The nineties were pivotal in the development of the Ordre des traducteurs, terminologues et interprètes agréés du Québec and the translation professions. During that decade, I served on several committees, including the Circuit committee, was vice-president for professional affairs, vice-president for communications, and president. The board, staff, and members faced many issues, and Circuit was there to provide information and insight to further debate and decision-making.
Professional recognition was, of course, a major development. Circuit published articles on government regulation, professionalism and certification, ethics, and education and training. In addition, an overview of translation in Québec was provided.
Members needed knowledge and tools to adjust to the new reality. Total quality and the ISO 9000 standard were being discussed, and Circuit explained how they applied to translation professionals. Globalization and localization were big topics at the time, and Circuit examined those issues. Industry Canada sponsored a study on translation in Canada, and Circuit shared important findings with readers. Translation and copyright were another topic that was covered.
New tools were emerging. Circuit provided insight into how translators could adopt them, specifically regarding the Internet, documentation, terminology banks, translation memory, as well as general topics such as revision, freelancing, outsourcing and quality, and lexicography.

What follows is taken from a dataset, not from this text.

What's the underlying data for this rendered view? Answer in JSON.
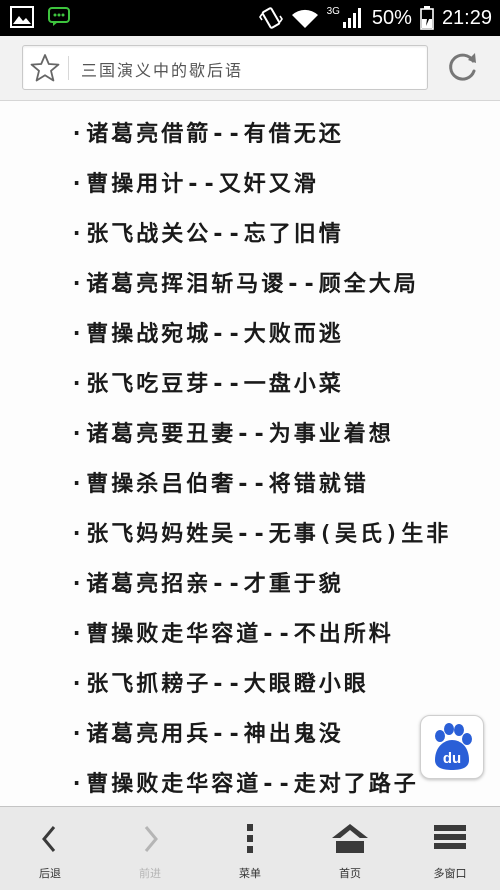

Translation was growing in importance in the world generally. Circuit published articles on Spanish-language translation and the North American Free Trade Agreement, and translation in Latin America. Translation in European institutions was also examined.
The number of members grew, as did their areas of specialization. Circuit articles covered areas such as technical (in the sense of specialized in a particular field) language, technical translation, translation in medicine and pharmacology, translation in economics, finance and the insurance industry, legal translation, literary translation, and even translation of religious texts. A couple of issues were devoted to English in Québec and translation in the Ottawa-Hull region. One issue described the evolution of language in general.
In addition, Circuit published regular columns on current trends, history, people, technological tools, publications, and books. In short, the magazine was a treasure trove of information and insight for its readers.
Today, translators, terminologists and interpreters have a vast array of information and insight at their fingertips. Notwithstanding, regular publications (paper and virtual) by their professional association, conferences, and opportunities to get together play a crucial role in helping translation professionals maintain their knowledge and skills.
Circuit has played an integral part in the development of the translation professions in Québec and Canada for forty years now. It was important to me during the years I was a certified translator and involved in my professional association, and I am sure it continues to be for the new generation. Congratulations to the present Circuit team. Keep up the good work.
Bruce Knowlden is a retired certified translator and past president of the Ordre des traducteurs, terminologues et interprètes agrées du Québec.